With a growing following and a potential for international success, Creature and the Woods suffered personnel changes and eventually went on a hiatus just prior to the pandemic in 2019. Even so, Justin says, “I was proud to be a part of it. To play in a band where I’m not the front person is rare and with Creature, I did that. I believed [so much] in Roger Molina’s songs that I was willing to take the back seat. He was the main songwriter. We still have die-hard fans.”
Beneath his musical ventures and his professional life as a bar-owner, Justin began a 17-year journey into the seductive and consuming path of functional heroin addiction. However, his story here doesn’t include the usual slide to the bottom, even though it was certainly a flirtation into his own mortality.

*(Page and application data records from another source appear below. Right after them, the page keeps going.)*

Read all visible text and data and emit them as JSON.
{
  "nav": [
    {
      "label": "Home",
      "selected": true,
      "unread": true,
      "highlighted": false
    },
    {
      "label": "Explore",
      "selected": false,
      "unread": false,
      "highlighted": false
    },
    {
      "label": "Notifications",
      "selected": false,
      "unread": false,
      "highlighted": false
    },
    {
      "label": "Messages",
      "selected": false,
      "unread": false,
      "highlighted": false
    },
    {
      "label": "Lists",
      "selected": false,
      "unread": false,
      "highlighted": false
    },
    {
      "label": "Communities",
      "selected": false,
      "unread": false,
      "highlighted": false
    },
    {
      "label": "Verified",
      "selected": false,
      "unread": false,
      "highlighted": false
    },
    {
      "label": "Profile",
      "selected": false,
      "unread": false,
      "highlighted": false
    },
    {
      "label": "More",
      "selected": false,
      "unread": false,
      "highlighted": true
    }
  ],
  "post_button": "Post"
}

The good news, of course, is he survived and kept his spirit alive by more self-will than miracle. It was a reawakening. As he slowly found his way out of the darkness of those years, he also began wake up his desire to create original music in a strong and focused way. This metamorphosis took shape during the isolated darkness of the pandemic years between 2019 and 2021.

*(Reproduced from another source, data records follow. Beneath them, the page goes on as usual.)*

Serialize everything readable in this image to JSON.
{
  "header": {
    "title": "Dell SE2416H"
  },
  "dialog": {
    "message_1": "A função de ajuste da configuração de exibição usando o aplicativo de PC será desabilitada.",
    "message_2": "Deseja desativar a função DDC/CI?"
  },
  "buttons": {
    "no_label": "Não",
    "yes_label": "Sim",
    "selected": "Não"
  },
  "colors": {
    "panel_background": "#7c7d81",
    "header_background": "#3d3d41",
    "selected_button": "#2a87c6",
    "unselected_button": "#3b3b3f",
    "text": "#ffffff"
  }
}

Today Justin says of that nearly two-decade long departure into addiction:
“Our capacity for rationalization is mind-boggling. Scars all over my legs from using blew out all my veins. I got to the point where I knew I was going to die, but you can’t make somebody get clean. You really want it. I wanted out. I only have two friends who are still alive from those days. I’m glad I experienced it because it made me who I am. I figured out a way that worked for me. Mainly, I wanted to get clean because I was done with it all. Finally, after so much time, I got well, and I could write again. My energy for the music came back.”

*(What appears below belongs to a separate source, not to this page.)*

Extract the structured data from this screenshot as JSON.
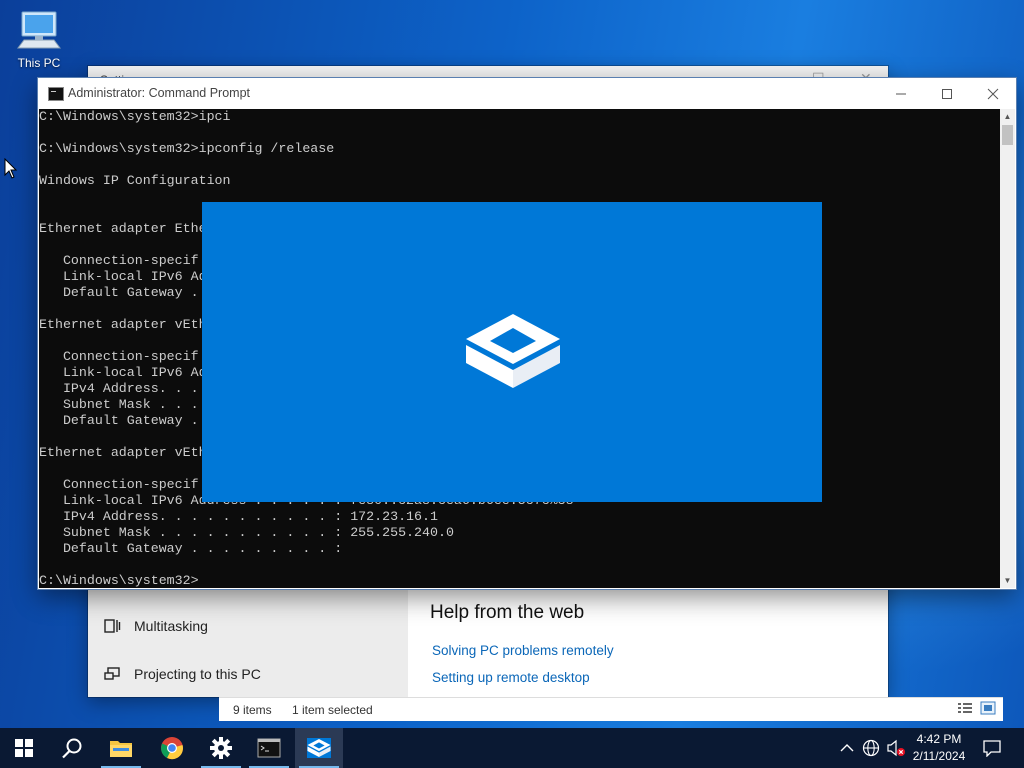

Today, he is the troubadour in outlaw attire with the maps and traces of the hard life he lived, which hang onto him like worn-out jeans. But he wears them well, especially through his love for music, which is directly connected to his love for life as it is today.
On his solo recordings the years of artistic growth can be heard in the depth of lyrics and the dusty howl of his vocals, but his sensibility is the same as that of the young artist who jumped into the fire of hard-core punk and danced the edge of the stage with his bass guitar singing the power-punk inspired songs of Counterfit. His days absorbing the lessons of the alt-country-noir sound of Creature and the Woods can also be heard in his new songs as well. But now he draws his musical ancestry from the likes of Steve Earle and Townes Van Zandt.
He says it best in what may end up being a key signature song for his legacy as a solo singer-songwriter, “Something from Nothing.”
Swimming in the darkest sea there’s a light illuminating me
and I’ll follow it to distance shore, a lighthouse in the thrashing of a storm.
Black clouds clearing overhead, I find a rock, a place to rest my head
And everything’s a part of me, something out of nothing you will see
Everything must end for anything worth something to begin
Turning past the darkest hours
walking on, so feet don’t fail me now.